Oil prices steadied on Friday, but fell for the week on a stronger US dollar and fears that an economic slowdown would weaken crude demand.
Brent crude futures settled at $96.72 a barrel, gaining 13 cents. US West Texas Intermediate crude ended 27 cents higher at $90.77. Both benchmarks fell about 1.5% on the week, reports Reuters.
Oil briefly jumped in volatile trade on comments by Richmond Federal Reserve President Thomas Barkin who said the drive to raise rates also needs to be balanced with the impact rate hikes are having on the economy.
But crude pared gains as investor concerns about upcoming rate hikes settled back in.
Strength in the US dollar hit a five-week high, which also capped crude’s gains as it makes oil more expensive for buyers in other currencies.
“Although the oil complex has been able to shrug off a strong dollar on any given session, extended strong dollar trends will pose a major headwind against sustainable oil price gains,” Jim Ritterbusch, of oil trading advisory firm Ritterbusch and Associates, said in a note.

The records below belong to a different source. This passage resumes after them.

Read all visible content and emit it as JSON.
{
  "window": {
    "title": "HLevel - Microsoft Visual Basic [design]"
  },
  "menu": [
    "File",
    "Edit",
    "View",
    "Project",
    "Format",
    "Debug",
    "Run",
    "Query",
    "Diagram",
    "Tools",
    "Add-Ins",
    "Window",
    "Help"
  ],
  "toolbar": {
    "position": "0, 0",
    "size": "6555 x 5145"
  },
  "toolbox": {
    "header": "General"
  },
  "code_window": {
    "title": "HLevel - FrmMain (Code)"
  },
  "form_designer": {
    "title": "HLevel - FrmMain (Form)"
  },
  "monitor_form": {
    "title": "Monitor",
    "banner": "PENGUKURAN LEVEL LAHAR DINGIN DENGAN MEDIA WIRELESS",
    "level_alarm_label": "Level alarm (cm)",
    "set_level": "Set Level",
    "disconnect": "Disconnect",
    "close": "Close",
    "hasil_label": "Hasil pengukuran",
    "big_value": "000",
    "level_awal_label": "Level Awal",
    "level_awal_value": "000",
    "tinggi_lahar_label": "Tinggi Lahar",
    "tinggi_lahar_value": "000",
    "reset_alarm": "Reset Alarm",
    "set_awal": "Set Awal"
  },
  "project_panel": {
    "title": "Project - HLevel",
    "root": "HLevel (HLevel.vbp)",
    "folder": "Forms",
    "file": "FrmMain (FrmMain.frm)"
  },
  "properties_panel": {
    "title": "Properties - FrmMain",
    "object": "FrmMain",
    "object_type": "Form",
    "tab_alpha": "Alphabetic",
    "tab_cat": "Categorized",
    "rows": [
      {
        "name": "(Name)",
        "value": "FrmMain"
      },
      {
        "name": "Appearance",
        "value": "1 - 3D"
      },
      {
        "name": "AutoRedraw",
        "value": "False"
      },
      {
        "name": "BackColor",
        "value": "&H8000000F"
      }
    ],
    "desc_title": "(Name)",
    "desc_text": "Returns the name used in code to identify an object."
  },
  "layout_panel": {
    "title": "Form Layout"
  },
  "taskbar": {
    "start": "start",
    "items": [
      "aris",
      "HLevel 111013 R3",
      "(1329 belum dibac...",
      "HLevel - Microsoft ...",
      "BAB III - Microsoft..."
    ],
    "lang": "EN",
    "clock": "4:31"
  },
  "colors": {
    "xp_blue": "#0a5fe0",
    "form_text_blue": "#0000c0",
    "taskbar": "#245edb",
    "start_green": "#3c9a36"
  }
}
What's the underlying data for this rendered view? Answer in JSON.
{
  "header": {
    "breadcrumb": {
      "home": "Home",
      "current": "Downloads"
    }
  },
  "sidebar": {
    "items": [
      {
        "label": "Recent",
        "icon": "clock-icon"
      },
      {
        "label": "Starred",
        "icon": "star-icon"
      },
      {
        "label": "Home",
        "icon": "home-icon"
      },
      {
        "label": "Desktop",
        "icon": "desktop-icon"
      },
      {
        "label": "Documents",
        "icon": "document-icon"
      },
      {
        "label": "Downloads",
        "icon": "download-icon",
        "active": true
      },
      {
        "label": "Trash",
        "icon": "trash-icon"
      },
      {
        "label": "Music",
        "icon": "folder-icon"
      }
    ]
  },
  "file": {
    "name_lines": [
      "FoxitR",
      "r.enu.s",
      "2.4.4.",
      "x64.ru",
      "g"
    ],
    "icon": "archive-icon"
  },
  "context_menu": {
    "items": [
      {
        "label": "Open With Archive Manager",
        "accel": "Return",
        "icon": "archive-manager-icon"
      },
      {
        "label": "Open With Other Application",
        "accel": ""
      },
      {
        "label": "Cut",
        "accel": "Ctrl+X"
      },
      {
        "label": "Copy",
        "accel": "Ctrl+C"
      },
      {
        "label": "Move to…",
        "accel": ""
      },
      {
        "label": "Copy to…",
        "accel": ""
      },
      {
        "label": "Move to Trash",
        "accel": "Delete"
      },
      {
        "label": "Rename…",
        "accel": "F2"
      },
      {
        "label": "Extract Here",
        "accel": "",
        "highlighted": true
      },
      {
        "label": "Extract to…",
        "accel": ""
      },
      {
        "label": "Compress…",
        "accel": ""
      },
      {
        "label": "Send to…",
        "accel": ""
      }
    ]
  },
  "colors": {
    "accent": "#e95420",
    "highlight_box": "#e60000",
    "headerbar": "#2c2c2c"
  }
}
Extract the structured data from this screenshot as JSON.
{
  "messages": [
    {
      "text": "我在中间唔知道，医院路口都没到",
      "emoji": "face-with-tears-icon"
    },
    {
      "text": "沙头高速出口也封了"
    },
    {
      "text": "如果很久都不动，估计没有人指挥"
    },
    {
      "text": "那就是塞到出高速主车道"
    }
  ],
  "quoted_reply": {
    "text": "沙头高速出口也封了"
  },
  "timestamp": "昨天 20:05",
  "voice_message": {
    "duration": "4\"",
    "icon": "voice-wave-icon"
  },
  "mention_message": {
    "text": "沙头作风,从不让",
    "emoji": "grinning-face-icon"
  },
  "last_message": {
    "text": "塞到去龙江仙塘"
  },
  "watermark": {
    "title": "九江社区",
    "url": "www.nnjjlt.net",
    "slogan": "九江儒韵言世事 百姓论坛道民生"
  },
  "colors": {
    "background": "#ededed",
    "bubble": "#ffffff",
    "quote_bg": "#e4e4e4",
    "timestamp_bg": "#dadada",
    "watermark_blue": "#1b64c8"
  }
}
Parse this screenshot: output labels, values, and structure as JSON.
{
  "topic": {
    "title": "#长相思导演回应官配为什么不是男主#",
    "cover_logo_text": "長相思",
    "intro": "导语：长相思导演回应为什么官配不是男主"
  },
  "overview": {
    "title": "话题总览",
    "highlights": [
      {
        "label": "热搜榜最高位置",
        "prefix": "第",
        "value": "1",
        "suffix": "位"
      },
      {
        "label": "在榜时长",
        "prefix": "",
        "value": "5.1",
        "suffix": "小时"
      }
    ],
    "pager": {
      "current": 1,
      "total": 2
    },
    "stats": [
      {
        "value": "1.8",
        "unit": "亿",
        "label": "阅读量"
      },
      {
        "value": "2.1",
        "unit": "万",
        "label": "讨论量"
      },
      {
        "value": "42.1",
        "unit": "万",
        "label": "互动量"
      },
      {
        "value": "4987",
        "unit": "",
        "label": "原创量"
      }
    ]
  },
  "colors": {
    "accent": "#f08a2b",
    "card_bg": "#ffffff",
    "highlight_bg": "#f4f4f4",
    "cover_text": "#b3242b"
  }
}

In a sign of easing oil supply tightness, the price gap between prompt and second-month Brent futures has narrowed by about $5 a barrel since the end of July to under $1. The spread for WTI has shrunk to a 39-cent premium from a nearly $2 premium in late July.
Haitham Al Ghais, the new secretary general of the Organization of the Petroleum Exporting Countries, told Reuters he was optimistic about oil demand into 2023.
OPEC is keen to ensure Russia remains part of the OPEC+ group, Al Ghais said ahead of a Sept. 5 meeting.
Supplies could tighten again when European buyers start seeking alternative supplies to replace Russian oil ahead of European Union sanctions that take effect from Dec. 5.
“We calculate the EU will need to replace 1.2 million barrels per day of seaborne Russian crude imports with crude from other regions,” consultancy FGE said in a note.
Data earlier this week showed US crude inventories fell sharply as the world’s top producer exported a record 5 million barrels of oil per day last week, with oil companies finding demand from European nations looking to replace Russian crude.
However, the number of US oil rigs, an early indicator of future supply, was unchanged at 601 this week, according to Baker Hughes Co (BKR.O), as energy companies slowly increase production to pre-pandemic levels with shale oil output in September expected to hit its highest since March 2020.
Money managers, meanwhile, cut their net long US crude futures and options positions in New York and London by 18,389 contracts to 154,824 in the week to Aug. 16, the US Commodity Futures Trading Commission (CFTC) said.